Isn’t spittlebug a great name?
Spittlebugs (Philaenus spumarius) are easy to spot when in their immature phase because the nymphs surround themselves with a white froth when they feed, hence the name. In each foamy bit, there may be several spittlebug nymphs feeding on sap found in the plant’s xylem.
Adult spittlebugs are only 1/4” long, unremarkable and rarely seen. And, no, they won’t hawk a loogy at you in the garden. For the most part, adults look like leafhoppers and will hop away when disturbed, sometimes with an audible "thump" sound.
Damage caused by spittlebugs
Spittlebugs seem to prefer woody plants, such as rosemary and lavender. These pests are most commonly seen in spring. There is generally only one generation each year. While spittlebugs do suck the juices out of your plants, they rarely do any serious damage. Heavy infestations can cause some distortions and stunting.
If you see splotches of white foam on your plants, simply wash them off the plant with a garden hose. This interrupts the spittlebug lifecycle and protects your plants.
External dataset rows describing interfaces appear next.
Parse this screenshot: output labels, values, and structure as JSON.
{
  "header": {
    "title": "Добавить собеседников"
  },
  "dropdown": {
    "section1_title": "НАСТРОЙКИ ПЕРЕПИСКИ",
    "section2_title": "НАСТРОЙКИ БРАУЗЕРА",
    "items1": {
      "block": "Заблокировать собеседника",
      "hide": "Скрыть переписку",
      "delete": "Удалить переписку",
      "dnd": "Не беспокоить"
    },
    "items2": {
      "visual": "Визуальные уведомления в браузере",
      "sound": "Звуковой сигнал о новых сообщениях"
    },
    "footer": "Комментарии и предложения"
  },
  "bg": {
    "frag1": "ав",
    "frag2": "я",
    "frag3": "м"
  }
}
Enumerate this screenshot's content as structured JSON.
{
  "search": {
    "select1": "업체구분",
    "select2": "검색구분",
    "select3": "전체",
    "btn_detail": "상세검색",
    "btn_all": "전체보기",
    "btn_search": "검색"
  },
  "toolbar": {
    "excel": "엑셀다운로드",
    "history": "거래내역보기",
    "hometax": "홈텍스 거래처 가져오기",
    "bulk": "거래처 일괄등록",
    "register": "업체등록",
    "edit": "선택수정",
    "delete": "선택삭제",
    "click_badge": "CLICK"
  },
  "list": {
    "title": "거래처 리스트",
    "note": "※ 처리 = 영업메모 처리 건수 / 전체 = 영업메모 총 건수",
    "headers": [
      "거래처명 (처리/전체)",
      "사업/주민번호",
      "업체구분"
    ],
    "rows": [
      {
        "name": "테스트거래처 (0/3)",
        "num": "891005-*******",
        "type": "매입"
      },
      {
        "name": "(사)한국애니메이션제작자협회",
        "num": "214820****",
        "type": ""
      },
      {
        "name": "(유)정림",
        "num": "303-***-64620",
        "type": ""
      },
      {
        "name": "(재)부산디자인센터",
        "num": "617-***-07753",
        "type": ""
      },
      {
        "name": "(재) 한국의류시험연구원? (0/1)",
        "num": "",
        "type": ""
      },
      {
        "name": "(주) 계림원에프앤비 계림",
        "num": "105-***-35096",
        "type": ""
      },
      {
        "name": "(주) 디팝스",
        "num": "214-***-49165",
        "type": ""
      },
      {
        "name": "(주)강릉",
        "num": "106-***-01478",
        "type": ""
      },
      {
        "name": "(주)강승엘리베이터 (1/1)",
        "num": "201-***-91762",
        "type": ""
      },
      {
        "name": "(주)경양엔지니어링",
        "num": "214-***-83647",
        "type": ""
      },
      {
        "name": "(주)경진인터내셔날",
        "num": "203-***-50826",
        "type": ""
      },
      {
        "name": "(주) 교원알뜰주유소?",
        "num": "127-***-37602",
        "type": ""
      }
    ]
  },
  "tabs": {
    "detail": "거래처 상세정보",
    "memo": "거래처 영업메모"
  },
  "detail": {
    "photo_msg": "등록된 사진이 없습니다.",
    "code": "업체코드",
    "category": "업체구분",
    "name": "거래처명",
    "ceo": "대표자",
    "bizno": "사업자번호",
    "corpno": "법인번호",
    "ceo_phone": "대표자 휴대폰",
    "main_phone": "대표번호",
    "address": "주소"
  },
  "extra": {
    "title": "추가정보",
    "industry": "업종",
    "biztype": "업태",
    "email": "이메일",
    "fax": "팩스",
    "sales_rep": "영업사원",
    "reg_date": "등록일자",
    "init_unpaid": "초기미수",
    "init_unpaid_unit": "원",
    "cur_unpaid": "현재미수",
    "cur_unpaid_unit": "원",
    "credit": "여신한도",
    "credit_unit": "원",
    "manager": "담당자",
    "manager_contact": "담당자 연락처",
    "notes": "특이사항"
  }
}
You can grow a surprising amount of food in your own yard. Ask me how!
To help The Daily Garden grow, you may see affiliate ads sprouting up in various places.
You can also get my book, Stop Wasting Your Yard!